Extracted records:
──────
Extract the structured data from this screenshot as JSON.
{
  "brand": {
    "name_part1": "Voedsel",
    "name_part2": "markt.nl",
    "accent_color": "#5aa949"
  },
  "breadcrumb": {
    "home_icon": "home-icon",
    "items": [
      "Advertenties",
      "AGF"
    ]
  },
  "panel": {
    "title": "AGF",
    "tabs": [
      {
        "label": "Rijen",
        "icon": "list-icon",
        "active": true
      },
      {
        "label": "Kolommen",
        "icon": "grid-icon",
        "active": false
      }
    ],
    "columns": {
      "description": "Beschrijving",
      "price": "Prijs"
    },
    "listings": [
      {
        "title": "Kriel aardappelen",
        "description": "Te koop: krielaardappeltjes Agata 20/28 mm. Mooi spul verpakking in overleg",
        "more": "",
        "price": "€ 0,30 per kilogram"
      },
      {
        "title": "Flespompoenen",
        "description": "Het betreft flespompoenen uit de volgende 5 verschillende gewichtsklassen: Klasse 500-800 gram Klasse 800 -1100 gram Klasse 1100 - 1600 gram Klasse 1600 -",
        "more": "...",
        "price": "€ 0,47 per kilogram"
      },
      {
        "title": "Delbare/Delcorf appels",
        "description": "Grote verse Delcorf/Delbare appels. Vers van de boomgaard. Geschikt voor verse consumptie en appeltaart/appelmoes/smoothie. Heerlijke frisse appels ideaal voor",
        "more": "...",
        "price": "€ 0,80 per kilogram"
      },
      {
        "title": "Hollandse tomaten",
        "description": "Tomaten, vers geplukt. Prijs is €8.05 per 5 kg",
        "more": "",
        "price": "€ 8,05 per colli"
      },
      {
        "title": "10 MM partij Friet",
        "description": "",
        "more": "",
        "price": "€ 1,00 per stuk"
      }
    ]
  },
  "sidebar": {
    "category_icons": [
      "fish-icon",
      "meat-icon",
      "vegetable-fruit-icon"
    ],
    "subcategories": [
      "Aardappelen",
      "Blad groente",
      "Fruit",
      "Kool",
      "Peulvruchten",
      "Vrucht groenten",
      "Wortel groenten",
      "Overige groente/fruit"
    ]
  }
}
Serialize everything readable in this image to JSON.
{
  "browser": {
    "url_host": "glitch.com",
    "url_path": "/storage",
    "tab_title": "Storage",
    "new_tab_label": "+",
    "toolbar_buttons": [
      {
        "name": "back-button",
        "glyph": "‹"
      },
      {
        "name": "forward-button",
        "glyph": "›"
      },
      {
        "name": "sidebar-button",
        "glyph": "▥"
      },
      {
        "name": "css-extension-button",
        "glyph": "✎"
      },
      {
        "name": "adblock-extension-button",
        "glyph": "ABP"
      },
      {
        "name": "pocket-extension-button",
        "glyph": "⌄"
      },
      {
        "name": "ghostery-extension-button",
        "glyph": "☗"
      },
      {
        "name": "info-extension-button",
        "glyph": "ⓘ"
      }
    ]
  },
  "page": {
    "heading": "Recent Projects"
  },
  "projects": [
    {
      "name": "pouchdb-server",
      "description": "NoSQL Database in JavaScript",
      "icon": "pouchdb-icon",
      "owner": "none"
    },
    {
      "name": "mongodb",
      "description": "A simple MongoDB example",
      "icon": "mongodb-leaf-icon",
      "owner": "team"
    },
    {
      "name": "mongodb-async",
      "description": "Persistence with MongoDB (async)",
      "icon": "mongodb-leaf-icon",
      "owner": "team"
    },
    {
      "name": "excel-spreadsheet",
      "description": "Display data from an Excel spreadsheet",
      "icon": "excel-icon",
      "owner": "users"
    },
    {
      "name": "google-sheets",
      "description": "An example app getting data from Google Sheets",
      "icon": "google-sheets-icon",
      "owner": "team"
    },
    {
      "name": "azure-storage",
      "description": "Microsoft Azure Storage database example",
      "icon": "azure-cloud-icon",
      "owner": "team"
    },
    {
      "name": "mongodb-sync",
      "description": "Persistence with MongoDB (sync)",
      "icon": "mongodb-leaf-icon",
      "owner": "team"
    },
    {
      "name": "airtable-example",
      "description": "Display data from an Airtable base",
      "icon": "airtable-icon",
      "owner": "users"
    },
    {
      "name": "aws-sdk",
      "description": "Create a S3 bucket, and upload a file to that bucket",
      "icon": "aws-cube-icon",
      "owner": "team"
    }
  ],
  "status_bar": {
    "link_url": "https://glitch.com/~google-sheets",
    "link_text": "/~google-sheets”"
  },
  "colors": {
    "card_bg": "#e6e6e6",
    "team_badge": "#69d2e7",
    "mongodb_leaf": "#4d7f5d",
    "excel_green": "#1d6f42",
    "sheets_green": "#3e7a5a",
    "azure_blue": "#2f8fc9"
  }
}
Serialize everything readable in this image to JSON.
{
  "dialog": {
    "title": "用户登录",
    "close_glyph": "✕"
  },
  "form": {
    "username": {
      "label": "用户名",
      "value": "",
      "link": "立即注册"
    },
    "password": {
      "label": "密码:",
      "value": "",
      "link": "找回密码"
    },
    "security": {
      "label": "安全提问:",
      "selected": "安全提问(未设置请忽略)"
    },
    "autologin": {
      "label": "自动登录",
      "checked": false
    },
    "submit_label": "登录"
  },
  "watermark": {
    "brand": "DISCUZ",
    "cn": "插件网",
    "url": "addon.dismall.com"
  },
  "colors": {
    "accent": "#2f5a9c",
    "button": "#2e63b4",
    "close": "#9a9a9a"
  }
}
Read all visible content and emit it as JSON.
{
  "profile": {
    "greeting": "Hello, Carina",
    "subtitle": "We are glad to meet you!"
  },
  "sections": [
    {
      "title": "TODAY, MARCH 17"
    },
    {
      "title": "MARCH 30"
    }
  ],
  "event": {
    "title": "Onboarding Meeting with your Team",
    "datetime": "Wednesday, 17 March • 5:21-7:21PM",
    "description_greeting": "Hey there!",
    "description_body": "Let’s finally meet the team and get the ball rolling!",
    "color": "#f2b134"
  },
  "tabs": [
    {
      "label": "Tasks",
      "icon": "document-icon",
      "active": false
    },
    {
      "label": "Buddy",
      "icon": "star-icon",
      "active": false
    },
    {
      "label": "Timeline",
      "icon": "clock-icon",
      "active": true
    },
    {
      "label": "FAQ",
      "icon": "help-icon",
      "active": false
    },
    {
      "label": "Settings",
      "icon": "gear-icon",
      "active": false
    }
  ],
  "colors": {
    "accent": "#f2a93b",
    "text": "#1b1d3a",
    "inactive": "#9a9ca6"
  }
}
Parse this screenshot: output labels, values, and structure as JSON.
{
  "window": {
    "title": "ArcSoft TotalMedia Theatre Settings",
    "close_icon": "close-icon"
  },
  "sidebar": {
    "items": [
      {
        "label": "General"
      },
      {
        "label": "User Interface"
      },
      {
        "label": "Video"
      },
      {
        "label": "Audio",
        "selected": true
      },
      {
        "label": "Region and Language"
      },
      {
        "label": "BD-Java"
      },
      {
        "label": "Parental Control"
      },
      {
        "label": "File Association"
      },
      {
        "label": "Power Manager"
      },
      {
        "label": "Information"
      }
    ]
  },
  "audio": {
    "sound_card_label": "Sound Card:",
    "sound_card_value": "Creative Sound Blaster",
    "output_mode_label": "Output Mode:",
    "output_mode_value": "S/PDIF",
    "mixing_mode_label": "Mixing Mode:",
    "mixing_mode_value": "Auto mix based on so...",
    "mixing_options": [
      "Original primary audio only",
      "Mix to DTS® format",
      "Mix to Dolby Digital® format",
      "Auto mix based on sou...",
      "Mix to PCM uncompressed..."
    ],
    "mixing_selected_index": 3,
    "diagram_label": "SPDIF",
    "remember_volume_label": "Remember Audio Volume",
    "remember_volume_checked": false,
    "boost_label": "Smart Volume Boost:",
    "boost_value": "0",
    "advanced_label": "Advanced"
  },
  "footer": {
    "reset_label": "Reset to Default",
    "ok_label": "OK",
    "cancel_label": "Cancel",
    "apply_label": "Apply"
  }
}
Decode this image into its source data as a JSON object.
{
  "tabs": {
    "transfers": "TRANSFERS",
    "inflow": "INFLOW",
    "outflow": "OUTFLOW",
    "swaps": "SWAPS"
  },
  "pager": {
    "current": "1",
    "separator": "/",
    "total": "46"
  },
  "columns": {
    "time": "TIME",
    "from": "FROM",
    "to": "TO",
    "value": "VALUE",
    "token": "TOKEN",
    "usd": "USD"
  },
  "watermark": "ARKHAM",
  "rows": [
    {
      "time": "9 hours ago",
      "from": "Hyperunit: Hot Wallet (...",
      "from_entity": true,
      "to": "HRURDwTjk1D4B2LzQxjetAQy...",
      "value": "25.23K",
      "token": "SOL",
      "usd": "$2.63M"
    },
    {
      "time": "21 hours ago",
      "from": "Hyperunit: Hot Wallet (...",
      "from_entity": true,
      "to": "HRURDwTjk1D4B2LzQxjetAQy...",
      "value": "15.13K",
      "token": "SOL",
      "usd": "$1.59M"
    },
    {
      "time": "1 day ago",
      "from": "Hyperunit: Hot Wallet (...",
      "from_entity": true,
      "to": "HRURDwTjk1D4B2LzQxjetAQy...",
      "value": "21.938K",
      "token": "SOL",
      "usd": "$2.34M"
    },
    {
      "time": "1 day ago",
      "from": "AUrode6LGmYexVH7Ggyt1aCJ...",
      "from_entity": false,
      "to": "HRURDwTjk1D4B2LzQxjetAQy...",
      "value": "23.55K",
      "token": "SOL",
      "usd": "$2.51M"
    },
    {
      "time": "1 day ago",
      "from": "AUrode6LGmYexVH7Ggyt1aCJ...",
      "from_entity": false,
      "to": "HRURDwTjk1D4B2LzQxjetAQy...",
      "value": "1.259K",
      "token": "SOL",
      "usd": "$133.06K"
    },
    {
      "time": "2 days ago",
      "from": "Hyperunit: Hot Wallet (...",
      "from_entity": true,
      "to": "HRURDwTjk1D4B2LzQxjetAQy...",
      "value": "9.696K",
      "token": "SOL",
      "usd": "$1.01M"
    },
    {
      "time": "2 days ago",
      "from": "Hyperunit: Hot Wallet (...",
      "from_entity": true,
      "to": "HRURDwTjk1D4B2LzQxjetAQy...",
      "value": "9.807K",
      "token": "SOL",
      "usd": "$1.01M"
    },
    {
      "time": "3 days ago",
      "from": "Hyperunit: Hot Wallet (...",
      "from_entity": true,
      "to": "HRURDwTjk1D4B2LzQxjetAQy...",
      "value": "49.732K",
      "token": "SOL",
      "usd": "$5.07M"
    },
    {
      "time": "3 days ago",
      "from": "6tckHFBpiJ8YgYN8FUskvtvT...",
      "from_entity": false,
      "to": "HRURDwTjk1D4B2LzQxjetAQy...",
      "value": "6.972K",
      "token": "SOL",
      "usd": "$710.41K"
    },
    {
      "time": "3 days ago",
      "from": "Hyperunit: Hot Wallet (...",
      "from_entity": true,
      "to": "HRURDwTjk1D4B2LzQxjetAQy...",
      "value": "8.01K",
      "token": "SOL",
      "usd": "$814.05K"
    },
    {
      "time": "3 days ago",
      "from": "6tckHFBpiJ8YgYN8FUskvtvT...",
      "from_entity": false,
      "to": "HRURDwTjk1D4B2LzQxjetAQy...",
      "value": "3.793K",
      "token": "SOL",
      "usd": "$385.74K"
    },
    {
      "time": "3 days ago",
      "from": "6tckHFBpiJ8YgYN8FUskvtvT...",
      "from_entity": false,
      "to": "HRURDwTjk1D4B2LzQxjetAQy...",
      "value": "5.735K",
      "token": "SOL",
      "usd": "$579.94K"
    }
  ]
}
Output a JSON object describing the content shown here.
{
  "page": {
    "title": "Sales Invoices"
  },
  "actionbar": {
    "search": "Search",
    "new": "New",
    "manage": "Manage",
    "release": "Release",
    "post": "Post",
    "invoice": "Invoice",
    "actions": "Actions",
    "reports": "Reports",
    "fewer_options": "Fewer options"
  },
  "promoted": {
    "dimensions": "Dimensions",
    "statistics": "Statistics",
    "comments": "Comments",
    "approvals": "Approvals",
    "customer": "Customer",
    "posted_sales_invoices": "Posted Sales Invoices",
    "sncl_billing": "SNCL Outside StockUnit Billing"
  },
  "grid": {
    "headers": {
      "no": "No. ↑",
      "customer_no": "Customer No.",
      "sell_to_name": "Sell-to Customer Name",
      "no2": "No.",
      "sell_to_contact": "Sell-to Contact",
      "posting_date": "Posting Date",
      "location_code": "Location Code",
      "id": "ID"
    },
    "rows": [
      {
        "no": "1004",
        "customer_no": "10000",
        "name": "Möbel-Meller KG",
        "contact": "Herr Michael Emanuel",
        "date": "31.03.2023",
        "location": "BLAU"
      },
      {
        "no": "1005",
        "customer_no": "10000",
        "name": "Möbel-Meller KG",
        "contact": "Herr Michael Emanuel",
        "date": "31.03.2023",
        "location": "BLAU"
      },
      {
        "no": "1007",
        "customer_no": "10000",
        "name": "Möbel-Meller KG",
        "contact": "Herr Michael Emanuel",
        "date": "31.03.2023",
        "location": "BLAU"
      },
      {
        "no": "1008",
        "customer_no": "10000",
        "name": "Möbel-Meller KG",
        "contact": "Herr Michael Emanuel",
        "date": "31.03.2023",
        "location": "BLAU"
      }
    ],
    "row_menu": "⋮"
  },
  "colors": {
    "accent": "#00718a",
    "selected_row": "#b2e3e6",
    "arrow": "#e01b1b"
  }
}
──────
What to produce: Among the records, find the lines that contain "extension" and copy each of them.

Output of the exercise:
        "name": "css-extension-button",
        "name": "adblock-extension-button",
        "name": "pocket-extension-button",
        "name": "ghostery-extension-button",
        "name": "info-extension-button",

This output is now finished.